• **Description of the task**: In your reply, reproduce every line of the data without any alteration.
::: Available records
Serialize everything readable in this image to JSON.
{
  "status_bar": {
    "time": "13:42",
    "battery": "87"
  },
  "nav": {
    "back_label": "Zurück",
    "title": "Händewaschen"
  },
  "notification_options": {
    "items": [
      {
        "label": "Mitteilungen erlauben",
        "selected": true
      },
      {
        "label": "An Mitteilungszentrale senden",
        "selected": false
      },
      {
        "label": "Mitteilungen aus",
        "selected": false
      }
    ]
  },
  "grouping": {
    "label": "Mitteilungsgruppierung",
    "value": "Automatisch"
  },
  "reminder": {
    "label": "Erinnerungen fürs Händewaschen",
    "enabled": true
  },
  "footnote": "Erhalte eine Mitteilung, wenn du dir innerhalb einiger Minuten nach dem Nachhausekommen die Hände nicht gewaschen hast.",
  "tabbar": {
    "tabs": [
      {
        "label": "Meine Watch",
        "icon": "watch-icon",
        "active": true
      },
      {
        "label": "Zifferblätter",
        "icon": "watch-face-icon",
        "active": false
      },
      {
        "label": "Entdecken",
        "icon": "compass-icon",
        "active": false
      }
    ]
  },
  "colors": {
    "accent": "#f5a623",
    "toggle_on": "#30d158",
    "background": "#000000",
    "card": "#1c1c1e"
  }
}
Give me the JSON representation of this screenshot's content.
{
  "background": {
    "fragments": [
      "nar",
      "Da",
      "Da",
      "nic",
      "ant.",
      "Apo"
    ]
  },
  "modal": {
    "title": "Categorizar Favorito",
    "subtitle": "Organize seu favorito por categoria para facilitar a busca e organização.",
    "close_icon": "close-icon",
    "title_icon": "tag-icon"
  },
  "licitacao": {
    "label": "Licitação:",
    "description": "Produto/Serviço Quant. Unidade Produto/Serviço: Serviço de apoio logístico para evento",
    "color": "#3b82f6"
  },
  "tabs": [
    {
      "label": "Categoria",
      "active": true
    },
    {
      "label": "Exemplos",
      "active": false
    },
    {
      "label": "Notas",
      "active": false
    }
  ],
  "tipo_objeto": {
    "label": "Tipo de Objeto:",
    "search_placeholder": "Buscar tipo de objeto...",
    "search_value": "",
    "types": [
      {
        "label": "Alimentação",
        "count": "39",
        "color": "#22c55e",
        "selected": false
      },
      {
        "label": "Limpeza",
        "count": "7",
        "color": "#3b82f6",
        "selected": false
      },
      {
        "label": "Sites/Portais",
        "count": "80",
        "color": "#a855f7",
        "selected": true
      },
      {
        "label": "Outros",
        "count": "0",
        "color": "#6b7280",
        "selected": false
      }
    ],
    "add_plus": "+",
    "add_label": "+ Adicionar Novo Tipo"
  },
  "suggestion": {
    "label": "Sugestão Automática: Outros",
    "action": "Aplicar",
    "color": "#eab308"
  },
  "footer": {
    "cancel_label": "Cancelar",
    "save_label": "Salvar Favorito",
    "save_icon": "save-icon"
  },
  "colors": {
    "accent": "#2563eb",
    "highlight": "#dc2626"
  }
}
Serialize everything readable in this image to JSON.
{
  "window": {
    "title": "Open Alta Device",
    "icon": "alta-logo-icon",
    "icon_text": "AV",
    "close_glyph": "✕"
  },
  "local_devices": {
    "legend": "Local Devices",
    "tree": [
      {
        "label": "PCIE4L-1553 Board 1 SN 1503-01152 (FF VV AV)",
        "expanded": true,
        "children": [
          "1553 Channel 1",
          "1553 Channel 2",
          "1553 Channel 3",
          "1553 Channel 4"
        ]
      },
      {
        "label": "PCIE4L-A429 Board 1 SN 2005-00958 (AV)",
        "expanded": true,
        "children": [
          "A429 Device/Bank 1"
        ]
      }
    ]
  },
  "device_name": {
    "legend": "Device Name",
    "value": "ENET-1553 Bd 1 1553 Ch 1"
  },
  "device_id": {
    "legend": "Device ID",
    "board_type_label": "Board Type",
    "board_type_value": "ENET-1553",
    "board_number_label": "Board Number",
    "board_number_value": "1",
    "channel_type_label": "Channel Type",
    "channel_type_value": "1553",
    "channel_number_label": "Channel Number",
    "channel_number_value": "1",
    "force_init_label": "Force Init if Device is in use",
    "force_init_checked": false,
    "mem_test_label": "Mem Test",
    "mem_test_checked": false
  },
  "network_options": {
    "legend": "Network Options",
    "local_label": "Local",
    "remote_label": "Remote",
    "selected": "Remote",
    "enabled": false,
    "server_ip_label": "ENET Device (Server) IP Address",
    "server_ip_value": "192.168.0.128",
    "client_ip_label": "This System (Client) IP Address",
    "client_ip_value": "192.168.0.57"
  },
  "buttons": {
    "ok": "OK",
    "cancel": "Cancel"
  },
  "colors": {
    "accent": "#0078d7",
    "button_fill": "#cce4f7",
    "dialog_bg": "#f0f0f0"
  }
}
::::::
• **Completed task**:
Serialize everything readable in this image to JSON.
{
  "status_bar": {
    "time": "13:42",
    "battery": "87"
  },
  "nav": {
    "back_label": "Zurück",
    "title": "Händewaschen"
  },
  "notification_options": {
    "items": [
      {
        "label": "Mitteilungen erlauben",
        "selected": true
      },
      {
        "label": "An Mitteilungszentrale senden",
        "selected": false
      },
      {
        "label": "Mitteilungen aus",
        "selected": false
      }
    ]
  },
  "grouping": {
    "label": "Mitteilungsgruppierung",
    "value": "Automatisch"
  },
  "reminder": {
    "label": "Erinnerungen fürs Händewaschen",
    "enabled": true
  },
  "footnote": "Erhalte eine Mitteilung, wenn du dir innerhalb einiger Minuten nach dem Nachhausekommen die Hände nicht gewaschen hast.",
  "tabbar": {
    "tabs": [
      {
        "label": "Meine Watch",
        "icon": "watch-icon",
        "active": true
      },
      {
        "label": "Zifferblätter",
        "icon": "watch-face-icon",
        "active": false
      },
      {
        "label": "Entdecken",
        "icon": "compass-icon",
        "active": false
      }
    ]
  },
  "colors": {
    "accent": "#f5a623",
    "toggle_on": "#30d158",
    "background": "#000000",
    "card": "#1c1c1e"
  }
}
Give me the JSON representation of this screenshot's content.
{
  "background": {
    "fragments": [
      "nar",
      "Da",
      "Da",
      "nic",
      "ant.",
      "Apo"
    ]
  },
  "modal": {
    "title": "Categorizar Favorito",
    "subtitle": "Organize seu favorito por categoria para facilitar a busca e organização.",
    "close_icon": "close-icon",
    "title_icon": "tag-icon"
  },
  "licitacao": {
    "label": "Licitação:",
    "description": "Produto/Serviço Quant. Unidade Produto/Serviço: Serviço de apoio logístico para evento",
    "color": "#3b82f6"
  },
  "tabs": [
    {
      "label": "Categoria",
      "active": true
    },
    {
      "label": "Exemplos",
      "active": false
    },
    {
      "label": "Notas",
      "active": false
    }
  ],
  "tipo_objeto": {
    "label": "Tipo de Objeto:",
    "search_placeholder": "Buscar tipo de objeto...",
    "search_value": "",
    "types": [
      {
        "label": "Alimentação",
        "count": "39",
        "color": "#22c55e",
        "selected": false
      },
      {
        "label": "Limpeza",
        "count": "7",
        "color": "#3b82f6",
        "selected": false
      },
      {
        "label": "Sites/Portais",
        "count": "80",
        "color": "#a855f7",
        "selected": true
      },
      {
        "label": "Outros",
        "count": "0",
        "color": "#6b7280",
        "selected": false
      }
    ],
    "add_plus": "+",
    "add_label": "+ Adicionar Novo Tipo"
  },
  "suggestion": {
    "label": "Sugestão Automática: Outros",
    "action": "Aplicar",
    "color": "#eab308"
  },
  "footer": {
    "cancel_label": "Cancelar",
    "save_label": "Salvar Favorito",
    "save_icon": "save-icon"
  },
  "colors": {
    "accent": "#2563eb",
    "highlight": "#dc2626"
  }
}
Serialize everything readable in this image to JSON.
{
  "window": {
    "title": "Open Alta Device",
    "icon": "alta-logo-icon",
    "icon_text": "AV",
    "close_glyph": "✕"
  },
  "local_devices": {
    "legend": "Local Devices",
    "tree": [
      {
        "label": "PCIE4L-1553 Board 1 SN 1503-01152 (FF VV AV)",
        "expanded": true,
        "children": [
          "1553 Channel 1",
          "1553 Channel 2",
          "1553 Channel 3",
          "1553 Channel 4"
        ]
      },
      {
        "label": "PCIE4L-A429 Board 1 SN 2005-00958 (AV)",
        "expanded": true,
        "children": [
          "A429 Device/Bank 1"
        ]
      }
    ]
  },
  "device_name": {
    "legend": "Device Name",
    "value": "ENET-1553 Bd 1 1553 Ch 1"
  },
  "device_id": {
    "legend": "Device ID",
    "board_type_label": "Board Type",
    "board_type_value": "ENET-1553",
    "board_number_label": "Board Number",
    "board_number_value": "1",
    "channel_type_label": "Channel Type",
    "channel_type_value": "1553",
    "channel_number_label": "Channel Number",
    "channel_number_value": "1",
    "force_init_label": "Force Init if Device is in use",
    "force_init_checked": false,
    "mem_test_label": "Mem Test",
    "mem_test_checked": false
  },
  "network_options": {
    "legend": "Network Options",
    "local_label": "Local",
    "remote_label": "Remote",
    "selected": "Remote",
    "enabled": false,
    "server_ip_label": "ENET Device (Server) IP Address",
    "server_ip_value": "192.168.0.128",
    "client_ip_label": "This System (Client) IP Address",
    "client_ip_value": "192.168.0.57"
  },
  "buttons": {
    "ok": "OK",
    "cancel": "Cancel"
  },
  "colors": {
    "accent": "#0078d7",
    "button_fill": "#cce4f7",
    "dialog_bg": "#f0f0f0"
  }
}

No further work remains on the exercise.